• WORK TASK
Your answer should consist of the lines in the data below that contain "Trend".

• RECORDS SHOWN
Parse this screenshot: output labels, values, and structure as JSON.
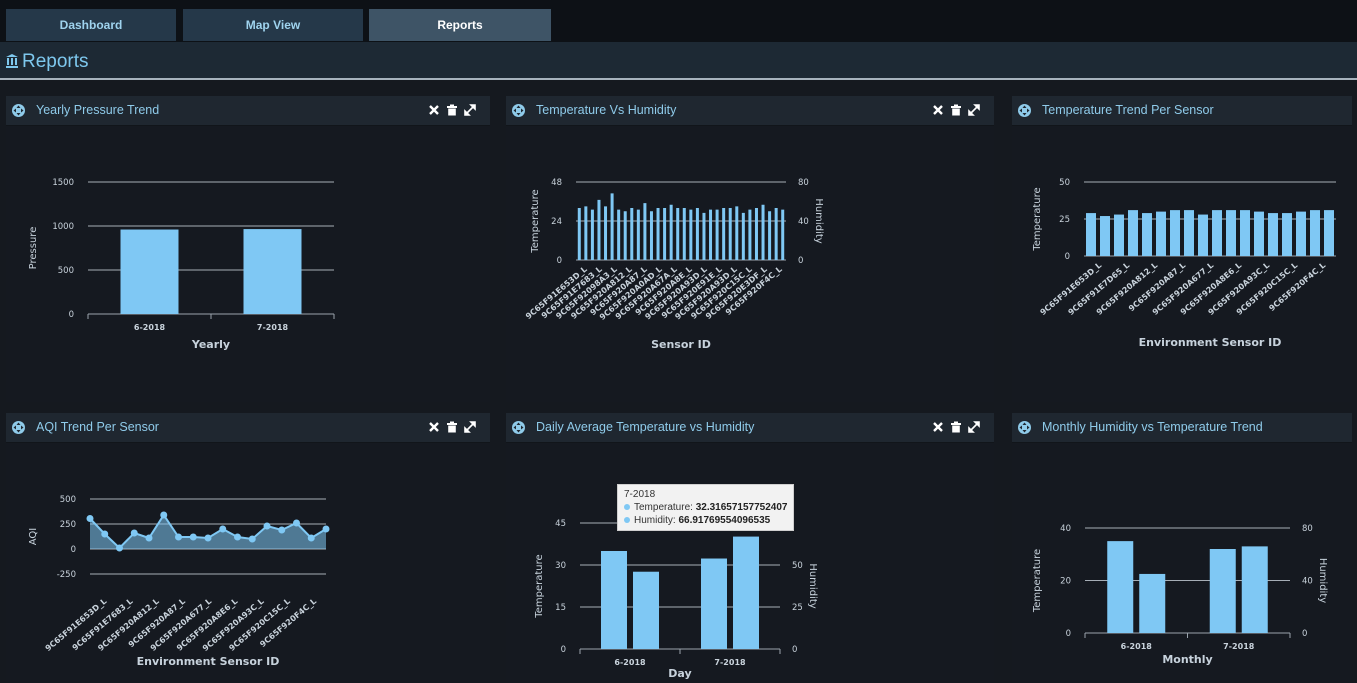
{
  "tabs": [
    {
      "label": "Dashboard",
      "active": false
    },
    {
      "label": "Map View",
      "active": false
    },
    {
      "label": "Reports",
      "active": true
    }
  ],
  "page": {
    "title": "Reports",
    "icon": "bank-icon"
  },
  "colors": {
    "bar": "#7fc8f4",
    "accent": "#7ec8ee",
    "panel": "#151920",
    "header": "#1f2730"
  },
  "panels": [
    {
      "title": "Yearly Pressure Trend",
      "controls": [
        "close-icon",
        "trash-icon",
        "expand-icon"
      ]
    },
    {
      "title": "Temperature Vs Humidity",
      "controls": [
        "close-icon",
        "trash-icon",
        "expand-icon"
      ]
    },
    {
      "title": "Temperature Trend Per Sensor",
      "controls": []
    },
    {
      "title": "AQI Trend Per Sensor",
      "controls": [
        "close-icon",
        "trash-icon",
        "expand-icon"
      ]
    },
    {
      "title": "Daily Average Temperature vs Humidity",
      "controls": [
        "close-icon",
        "trash-icon",
        "expand-icon"
      ]
    },
    {
      "title": "Monthly Humidity vs Temperature Trend",
      "controls": []
    }
  ],
  "tooltip": {
    "header": "7-2018",
    "rows": [
      {
        "label": "Temperature:",
        "value": "32.31657157752407"
      },
      {
        "label": "Humidity:",
        "value": "66.91769554096535"
      }
    ]
  },
  "chart_data": [
    {
      "type": "bar",
      "categories": [
        "6-2018",
        "7-2018"
      ],
      "values": [
        960,
        965
      ],
      "xlabel": "Yearly",
      "ylabel": "Pressure",
      "ylim": [
        0,
        1500
      ],
      "yticks": [
        0,
        500,
        1000,
        1500
      ],
      "grid": true
    },
    {
      "type": "bar",
      "categories": [
        "9C65F91E653D_L",
        "9C65F91E7683_L",
        "9C65F92098A3_L",
        "9C65F920A812_L",
        "9C65F920A87_L",
        "9C65F920A0AD_L",
        "9C65F920A67A_L",
        "9C65F920A8E_L",
        "9C65F920A93D_L",
        "9C65F920E91E_L",
        "9C65F920A93D_L",
        "9C65F920C15C_L",
        "9C65F920E3DF_L",
        "9C65F920F4C_L"
      ],
      "series": [
        {
          "name": "Temperature",
          "values": [
            32,
            33,
            31,
            37,
            33,
            41,
            31,
            30,
            32,
            31,
            35,
            30,
            32,
            32,
            34,
            32,
            32,
            31,
            32,
            29,
            31,
            31,
            32,
            32,
            33,
            29,
            31,
            32,
            34,
            30,
            32,
            31
          ]
        },
        {
          "name": "Humidity",
          "values": [
            58,
            62,
            60,
            64,
            61,
            66,
            60,
            58,
            62,
            59,
            65,
            58,
            60,
            61,
            63,
            60,
            62,
            58,
            60,
            56,
            61,
            60,
            62,
            63,
            61,
            58,
            61,
            62,
            64,
            60,
            61,
            60
          ]
        }
      ],
      "xlabel": "Sensor ID",
      "ylabel": "Temperature",
      "y2label": "Humidity",
      "ylim": [
        0,
        48
      ],
      "yticks": [
        0,
        24,
        48
      ],
      "y2lim": [
        0,
        80
      ],
      "y2ticks": [
        0,
        40,
        80
      ],
      "grid": true
    },
    {
      "type": "bar",
      "categories": [
        "9C65F91E653D_L",
        "9C65F91E7D65_L",
        "9C65F920A812_L",
        "9C65F920A87_L",
        "9C65F920A677_L",
        "9C65F920A8E6_L",
        "9C65F920A93C_L",
        "9C65F920C15C_L",
        "9C65F920F4C_L"
      ],
      "values": [
        29,
        27,
        28,
        31,
        29,
        30,
        31,
        31,
        28,
        31,
        31,
        31,
        30,
        29,
        29,
        30,
        31,
        31
      ],
      "xlabel": "Environment Sensor ID",
      "ylabel": "Temperature",
      "ylim": [
        0,
        50
      ],
      "yticks": [
        0,
        25,
        50
      ],
      "grid": true
    },
    {
      "type": "area",
      "categories": [
        "9C65F91E653D_L",
        "9C65F91E7683_L",
        "9C65F920A812_L",
        "9C65F920A87_L",
        "9C65F920A677_L",
        "9C65F920A8E6_L",
        "9C65F920A93C_L",
        "9C65F920C15C_L",
        "9C65F920F4C_L"
      ],
      "values": [
        305,
        150,
        10,
        160,
        110,
        340,
        120,
        120,
        110,
        200,
        120,
        100,
        230,
        190,
        260,
        110,
        200
      ],
      "xlabel": "Environment Sensor ID",
      "ylabel": "AQI",
      "ylim": [
        -250,
        500
      ],
      "yticks": [
        -250,
        0,
        250,
        500
      ],
      "grid": true
    },
    {
      "type": "bar",
      "categories": [
        "6-2018",
        "7-2018"
      ],
      "series": [
        {
          "name": "Temperature",
          "values": [
            35,
            32.31657157752407
          ]
        },
        {
          "name": "Humidity",
          "values": [
            46,
            66.91769554096535
          ]
        }
      ],
      "xlabel": "Day",
      "ylabel": "Temperature",
      "y2label": "Humidity",
      "ylim": [
        0,
        45
      ],
      "yticks": [
        0,
        15,
        30,
        45
      ],
      "y2lim": [
        0,
        75
      ],
      "y2ticks": [
        0,
        25,
        50
      ],
      "grid": true
    },
    {
      "type": "bar",
      "categories": [
        "6-2018",
        "7-2018"
      ],
      "series": [
        {
          "name": "Temperature",
          "values": [
            35,
            32
          ]
        },
        {
          "name": "Humidity",
          "values": [
            45,
            66
          ]
        }
      ],
      "xlabel": "Monthly",
      "ylabel": "Temperature",
      "y2label": "Humidity",
      "ylim": [
        0,
        40
      ],
      "yticks": [
        0,
        20,
        40
      ],
      "y2lim": [
        0,
        80
      ],
      "y2ticks": [
        0,
        40,
        80
      ],
      "grid": true
    }
  ]
}
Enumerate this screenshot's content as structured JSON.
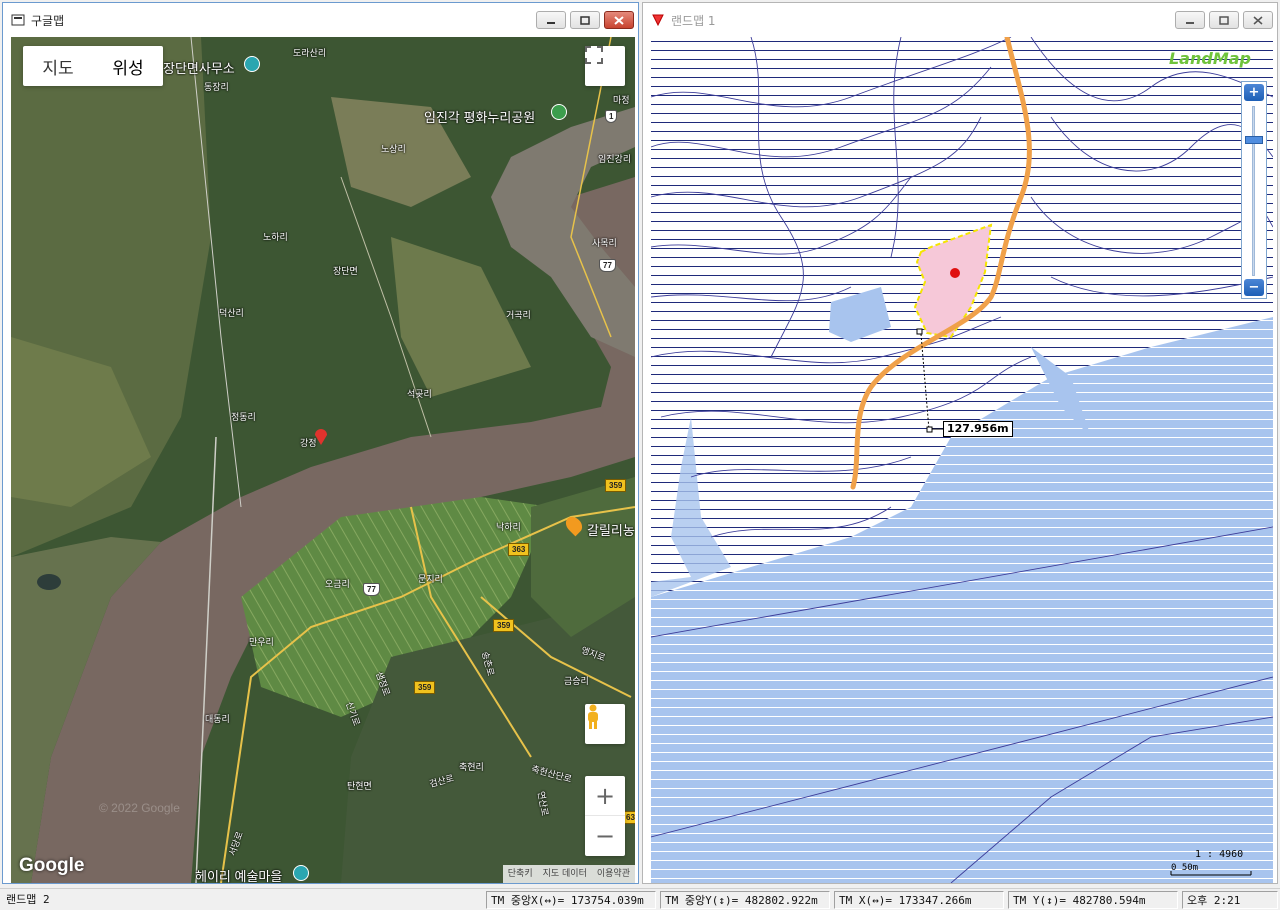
{
  "google_window": {
    "title": "구글맵",
    "map_type": {
      "map": "지도",
      "satellite": "위성",
      "selected": "satellite"
    },
    "icons": {
      "fullscreen": "fullscreen-icon",
      "pegman": "pegman-icon",
      "zoom_in": "+",
      "zoom_out": "−"
    },
    "logo": "Google",
    "copyright": "© 2022 Google",
    "footer": {
      "shortcuts": "단축키",
      "map_data": "지도 데이터",
      "terms": "이용약관"
    },
    "places": {
      "dorasan": "도라산리",
      "jangdan_office": "장단면사무소",
      "dongjang": "동장리",
      "majeong": "마정",
      "imjingak": "임진각 평화누리공원",
      "nosang": "노상리",
      "imjingang": "임진강리",
      "noha": "노하리",
      "sanok": "사목리",
      "jangdan": "장단면",
      "deoksan": "덕산리",
      "geoseok": "거곡리",
      "seokgot": "석곶리",
      "jeongdong": "정동리",
      "gangjeong": "강정",
      "nakha": "낙하리",
      "galil": "갈릴리농",
      "ogeum": "오금리",
      "munji": "문지리",
      "mane": "만우리",
      "saemjeong": "샘정로",
      "eungji": "엥지로",
      "geumseung": "금승리",
      "daedong": "대동리",
      "chukhyeon": "축현리",
      "chukhyeon_road": "축현산단로",
      "geomsan": "검산로",
      "tanhyeon": "탄현면",
      "heyri": "헤이리 예술마을",
      "seodang": "서당로",
      "singi": "신기로",
      "yeonsan": "연산로",
      "songchon": "송촌로"
    },
    "shields": {
      "r1": "1",
      "r77a": "77",
      "r77b": "77",
      "r359a": "359",
      "r359b": "359",
      "r359c": "359",
      "r363": "363",
      "r63": "63"
    },
    "colors": {
      "river": "#7a6a62",
      "forest": "#3e5a32",
      "field": "#6a8a48",
      "pin": "#e0332d"
    }
  },
  "landmap_window": {
    "title": "랜드맵 1",
    "logo": "LandMap",
    "measure_label": "127.956m",
    "scale_ratio": "1 : 4960",
    "scale_bar": "0   50m",
    "zoom": {
      "plus": "+",
      "minus": "−"
    },
    "colors": {
      "water": "#a8c4ee",
      "parcel_fill": "#f6c8d8",
      "parcel_border": "#f5e600",
      "road": "#f0a14a",
      "contour": "#3d3d9a",
      "hatch": "#1f2a7a",
      "point": "#e01010"
    }
  },
  "status_bar": {
    "app": "랜드맵 2",
    "tm_center_x": "TM 중앙X(↔)= 173754.039m",
    "tm_center_y": "TM 중앙Y(↕)= 482802.922m",
    "tm_x": "TM X(↔)= 173347.266m",
    "tm_y": "TM Y(↕)= 482780.594m",
    "time": "오후 2:21"
  }
}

• EXPECTED ANSWER
      "title": "Yearly Pressure Trend",
      "title": "Temperature Trend Per Sensor",
      "title": "AQI Trend Per Sensor",
      "title": "Monthly Humidity vs Temperature Trend",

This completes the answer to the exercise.